US stock markets suffered rapid swings Tuesday as Wall Street traded frantically to try and recoup earlier losses.
The Dow Jones dived by 567 points shortly after opening Tuesday, but surged by up to 367 points over the next hour.
By midday the index was up 30 points, or 0.2 per cent, to sit at 24,395.
Donald Trump – who has hailed dramatic stock market increases as one of the biggest successes of his presidency – stayed uncharacteristically silent on its erratic conditions.
But Vice President Mike Pence said choppy trading conditions were ‘simply the ebb and flow of our stock markets.’
He told Business Insider: ‘The most important numbers to focus on are the fundamentals, and the fundamentals of this economy continue to be very strong.’
U.S. Treasury Secretary Steven Mnuchin also dismissed worries about a selloff, echoing Pence’s comments about the market’s fundamentals remaining strong.
The oscillations sent shock-waves across the globe, with London’s FTSE 100 dropping 2.6 per cent to 7,141.4 points at the close of trading Tuesday.
That is the biggest daily fall since the day after Britain voted to leave the European Union in June 2016.

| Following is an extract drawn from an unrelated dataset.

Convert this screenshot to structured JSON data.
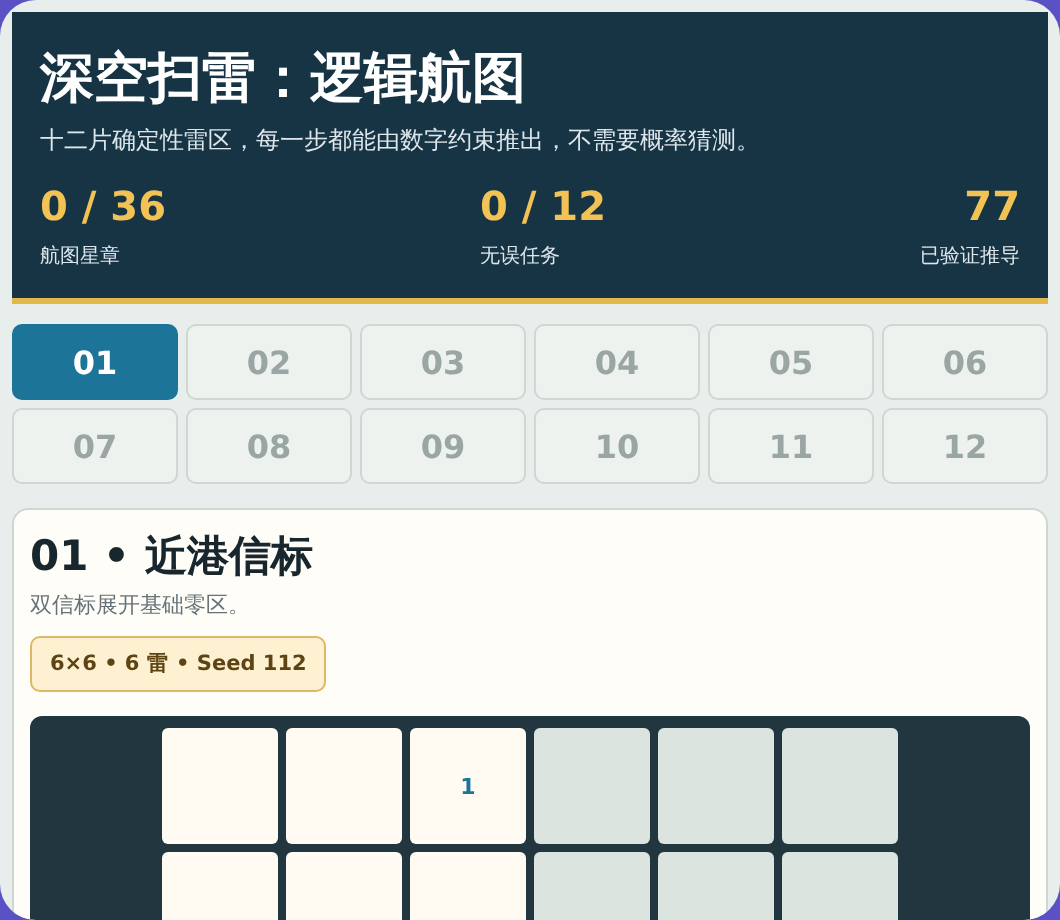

Monday saw the Dow Jones plunge a record-breaking 1,175 points, only to late recoup those losses.